Under the current policy, net metering allows for a one-to-one credit on electric bills for energy produced from a small-scale solar energy system. Under Kentucky Power’s new proposal, they would remove the one-for-one credit, making it nearly impossible to pay off an investment in solar in a timely manner.
The simple truth is that solar and other renewable energy projects are good for our state. We see for-profits and non-profits reduce operating expenses and level out seasonal electric bills through solar every day. We see monthly cost for investments in solar exceeded by monthly bill savings. Planning, building and maintaining these systems requires highly-skilled, good-paying jobs — jobs that Eastern Kentuckians desperately need.
The PSC has an obligation to establish rates that are fair, just and reasonable to all ratepayers. Our organizations intend to help the PSC hold Kentucky Power accountable to those standards.
It is vital that everyone else make their voices heard, too.
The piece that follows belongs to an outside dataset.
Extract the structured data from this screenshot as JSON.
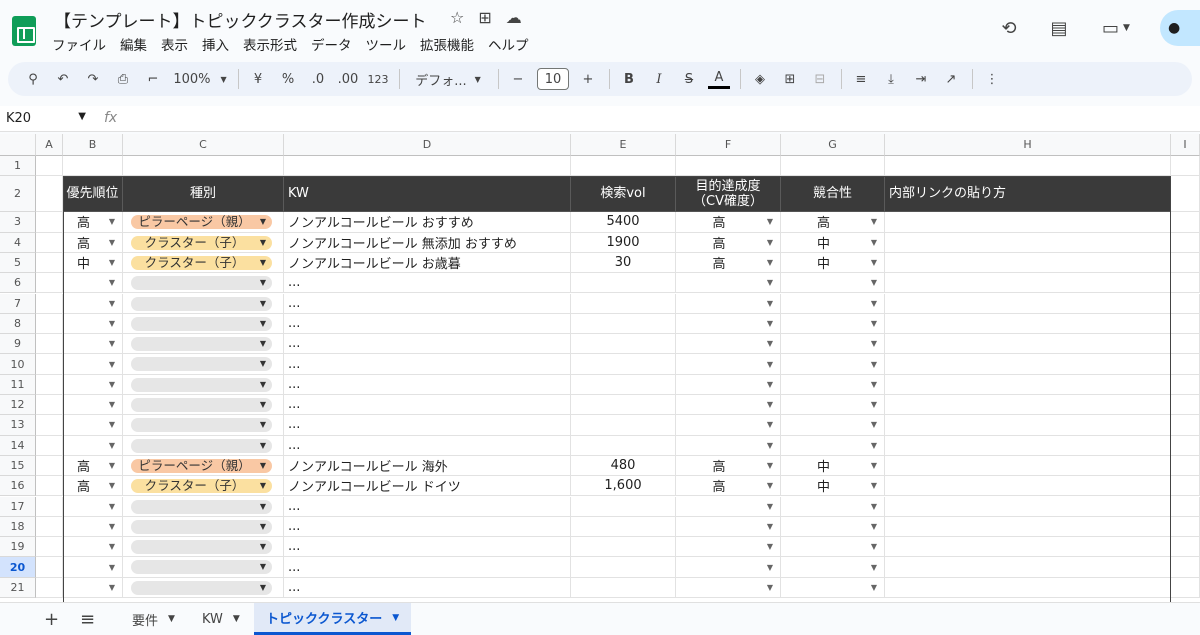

To learn more visit www.kftc.org/kentuckypower2020. To file public comments with the PSC, email firstname.lastname@example.org, including the case number (2020-00174) in the subject line, and your full name and county where you live in the body. You can also mail comments to Public Service Commission, 211 Sower Boulevard, Post Office Box 615, Frankfort, Kentucky, 40602. Comments, although accepted at any time, should be sent prior to the hearing scheduled for November 17-19, 2020.
Josh Bills is the Commercial Energy Specialist at the Mountain Association. He can be reached via email at email@example.com.